antenatal screening programme
Chlamydia is a sexually transmitted infection (STI). The infection can spread to the womb and cause Pelvic Inflammatory Disease (PID). PID is a major cause of infertility, ectopic pregnancy and miscarriage.
Read more about chlamydia on the NHS website.
UK NSC screening recommendation
A national screening programme is not recommended for chlamydia in pregnancy.
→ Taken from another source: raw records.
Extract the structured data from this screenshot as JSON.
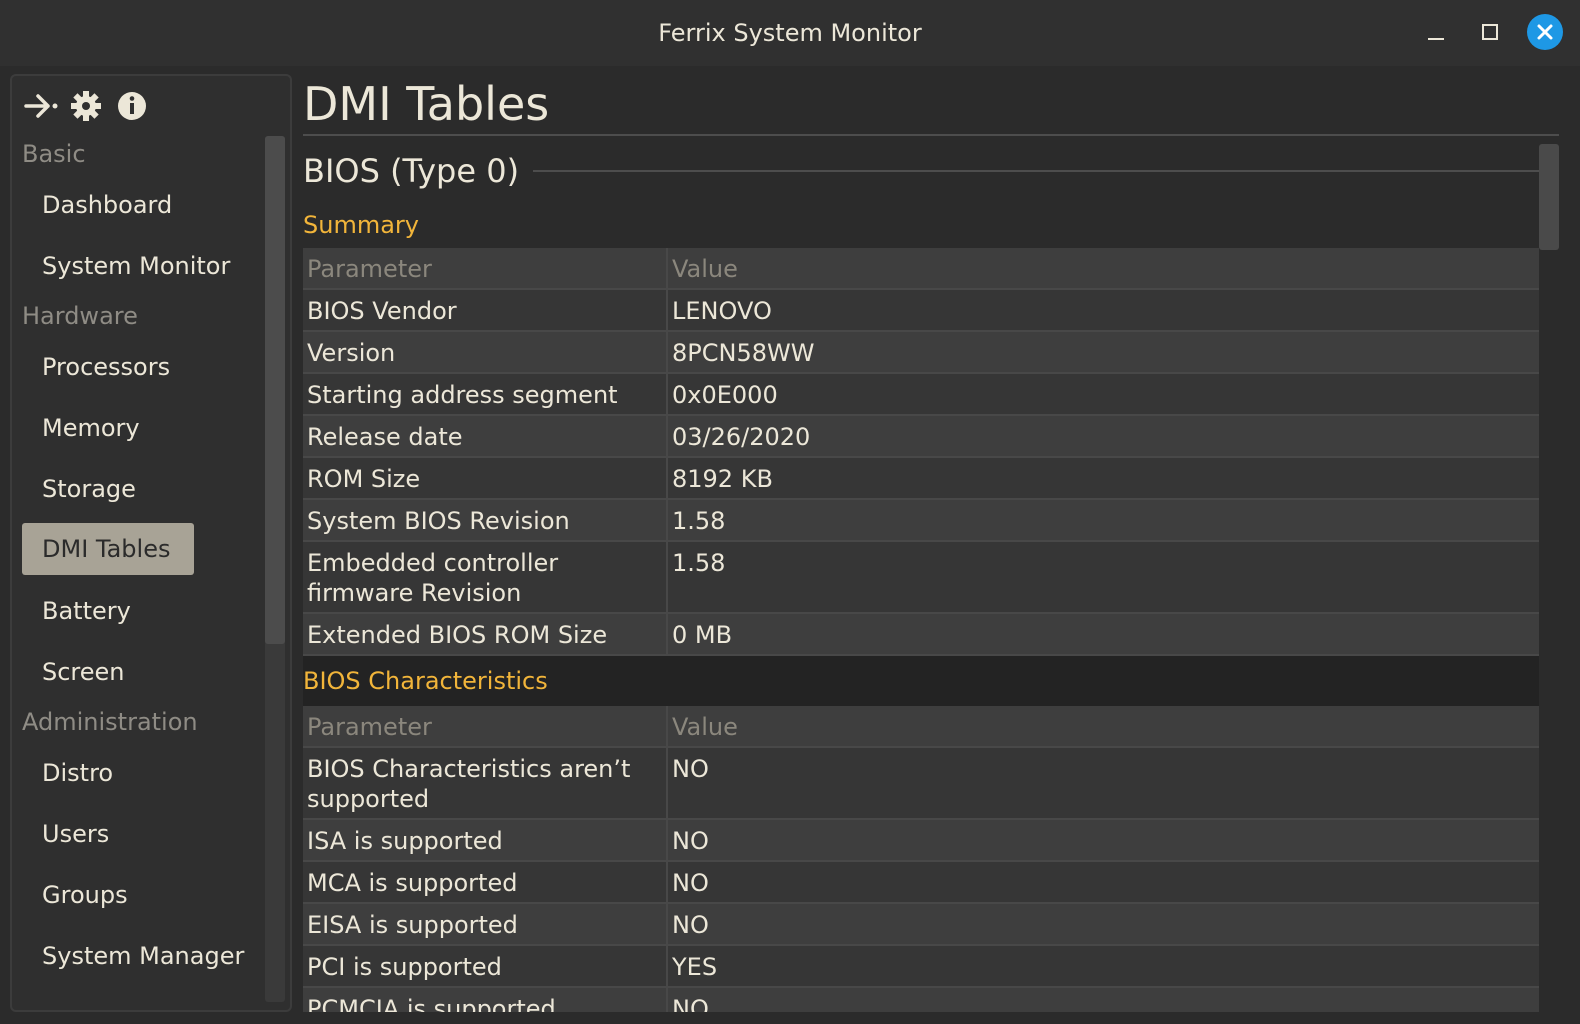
{
  "window": {
    "title": "Ferrix System Monitor"
  },
  "sidebar": {
    "toolbar_icons": [
      "collapse-arrow-icon",
      "gear-icon",
      "info-icon"
    ],
    "sections": [
      {
        "label": "Basic",
        "items": [
          {
            "label": "Dashboard",
            "active": false
          },
          {
            "label": "System Monitor",
            "active": false
          }
        ]
      },
      {
        "label": "Hardware",
        "items": [
          {
            "label": "Processors",
            "active": false
          },
          {
            "label": "Memory",
            "active": false
          },
          {
            "label": "Storage",
            "active": false
          },
          {
            "label": "DMI Tables",
            "active": true
          },
          {
            "label": "Battery",
            "active": false
          },
          {
            "label": "Screen",
            "active": false
          }
        ]
      },
      {
        "label": "Administration",
        "items": [
          {
            "label": "Distro",
            "active": false
          },
          {
            "label": "Users",
            "active": false
          },
          {
            "label": "Groups",
            "active": false
          },
          {
            "label": "System Manager",
            "active": false
          }
        ]
      }
    ]
  },
  "main": {
    "page_title": "DMI Tables",
    "group_title": "BIOS (Type 0)",
    "summary": {
      "heading": "Summary",
      "col_param": "Parameter",
      "col_value": "Value",
      "rows": [
        {
          "param": "BIOS Vendor",
          "value": "LENOVO"
        },
        {
          "param": "Version",
          "value": "8PCN58WW"
        },
        {
          "param": "Starting address segment",
          "value": "0x0E000"
        },
        {
          "param": "Release date",
          "value": "03/26/2020"
        },
        {
          "param": "ROM Size",
          "value": "8192 KB"
        },
        {
          "param": "System BIOS Revision",
          "value": "1.58"
        },
        {
          "param": "Embedded controller firmware Revision",
          "value": "1.58"
        },
        {
          "param": "Extended BIOS ROM Size",
          "value": "0 MB"
        }
      ]
    },
    "characteristics": {
      "heading": "BIOS Characteristics",
      "col_param": "Parameter",
      "col_value": "Value",
      "rows": [
        {
          "param": "BIOS Characteristics aren’t supported",
          "value": "NO"
        },
        {
          "param": "ISA is supported",
          "value": "NO"
        },
        {
          "param": "MCA is supported",
          "value": "NO"
        },
        {
          "param": "EISA is supported",
          "value": "NO"
        },
        {
          "param": "PCI is supported",
          "value": "YES"
        },
        {
          "param": "PCMCIA is supported",
          "value": "NO"
        }
      ]
    }
  },
  "colors": {
    "accent_heading": "#f2b53a",
    "close_button": "#1e98e5",
    "active_item_bg": "#a8a396"
  }
}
This is because there is not enough evidence to show:
- that having chlamydia during pregnancy will have a negative outcome on the pregnancy
- that screening during pregnancy will benefit the pregnancy or the baby
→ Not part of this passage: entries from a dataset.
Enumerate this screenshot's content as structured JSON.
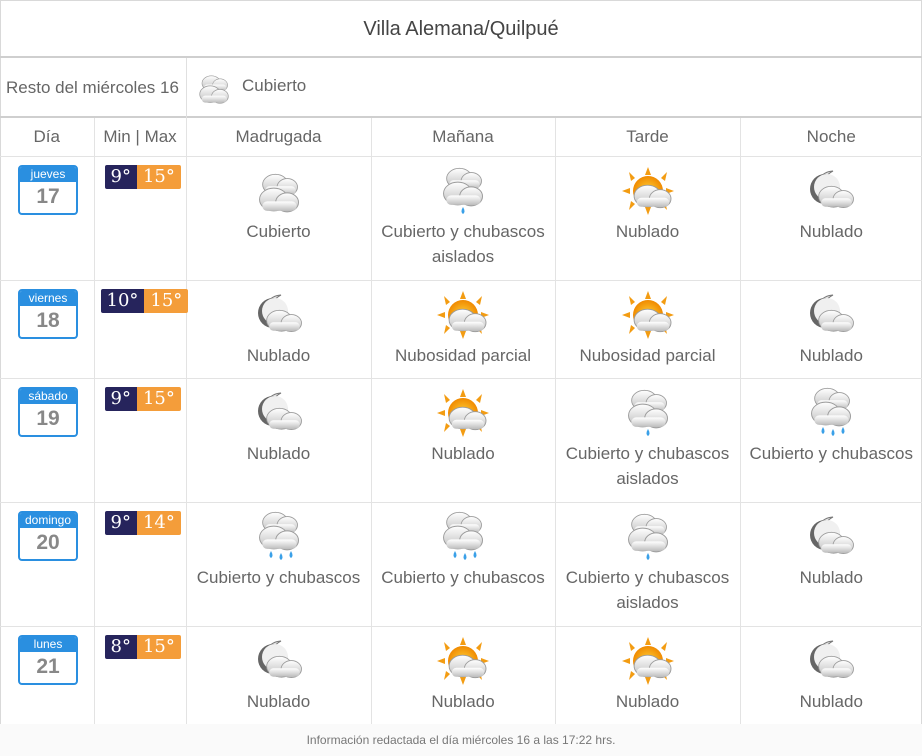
{
  "title": "Villa Alemana/Quilpué",
  "current": {
    "label": "Resto del miércoles 16",
    "condition": "Cubierto",
    "icon": "cloud-icon"
  },
  "headers": {
    "day": "Día",
    "minmax": "Min | Max",
    "madrugada": "Madrugada",
    "manana": "Mañana",
    "tarde": "Tarde",
    "noche": "Noche"
  },
  "colors": {
    "calendar": "#2a8fe0",
    "min_temp": "#26245c",
    "max_temp": "#f49d3a"
  },
  "days": [
    {
      "weekday": "jueves",
      "day": "17",
      "min": "9°",
      "max": "15°",
      "periods": [
        {
          "condition": "Cubierto",
          "icon": "cloud-icon"
        },
        {
          "condition": "Cubierto y chubascos aislados",
          "icon": "cloud-drizzle-icon"
        },
        {
          "condition": "Nublado",
          "icon": "sun-cloud-icon"
        },
        {
          "condition": "Nublado",
          "icon": "moon-cloud-icon"
        }
      ]
    },
    {
      "weekday": "viernes",
      "day": "18",
      "min": "10°",
      "max": "15°",
      "periods": [
        {
          "condition": "Nublado",
          "icon": "moon-cloud-icon"
        },
        {
          "condition": "Nubosidad parcial",
          "icon": "sun-cloud-icon"
        },
        {
          "condition": "Nubosidad parcial",
          "icon": "sun-cloud-icon"
        },
        {
          "condition": "Nublado",
          "icon": "moon-cloud-icon"
        }
      ]
    },
    {
      "weekday": "sábado",
      "day": "19",
      "min": "9°",
      "max": "15°",
      "periods": [
        {
          "condition": "Nublado",
          "icon": "moon-cloud-icon"
        },
        {
          "condition": "Nublado",
          "icon": "sun-cloud-icon"
        },
        {
          "condition": "Cubierto y chubascos aislados",
          "icon": "cloud-drizzle-icon"
        },
        {
          "condition": "Cubierto y chubascos",
          "icon": "cloud-rain-icon"
        }
      ]
    },
    {
      "weekday": "domingo",
      "day": "20",
      "min": "9°",
      "max": "14°",
      "periods": [
        {
          "condition": "Cubierto y chubascos",
          "icon": "cloud-rain-icon"
        },
        {
          "condition": "Cubierto y chubascos",
          "icon": "cloud-rain-icon"
        },
        {
          "condition": "Cubierto y chubascos aislados",
          "icon": "cloud-drizzle-icon"
        },
        {
          "condition": "Nublado",
          "icon": "moon-cloud-icon"
        }
      ]
    },
    {
      "weekday": "lunes",
      "day": "21",
      "min": "8°",
      "max": "15°",
      "periods": [
        {
          "condition": "Nublado",
          "icon": "moon-cloud-icon"
        },
        {
          "condition": "Nublado",
          "icon": "sun-cloud-icon"
        },
        {
          "condition": "Nublado",
          "icon": "sun-cloud-icon"
        },
        {
          "condition": "Nublado",
          "icon": "moon-cloud-icon"
        }
      ]
    }
  ],
  "footer": "Información redactada el día miércoles 16 a las 17:22 hrs."
}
- the effect of using antibiotics to treat chlamydia during pregnancy
Supporting documents from the 2018 review
Evidence Summary Chlamydia in pregnancy (2018)
This document provides the evidence on which the current UK NSC recommendation is based.
UK NSC coversheet & consultation responses Chlamydia in Pregnancy (2018)
This document summarises the review process including the public consultation comments.
Date previous review completed: 2018
Next review estimated to be completed: 2021 to 2022.
To see previous evidence reviews, visit the UK NSC archive.
Organisations interested in Chlamydia (pregnancy)
These organisations have expressed interest in this recommendation and may submit responses to evidence reviews.
List of organisations
- British Association for Sexual Health and HIV
- Faculty of Public Health
- National Chlamydia Screening Programme
- Royal College of General Practitioners
- Royal College of Obstetricians and Gynaecologists
- Royal College of Physicians
- Royal College of Physicians and Surgeons of Glasgow
- Royal College of Physicians of Edinburgh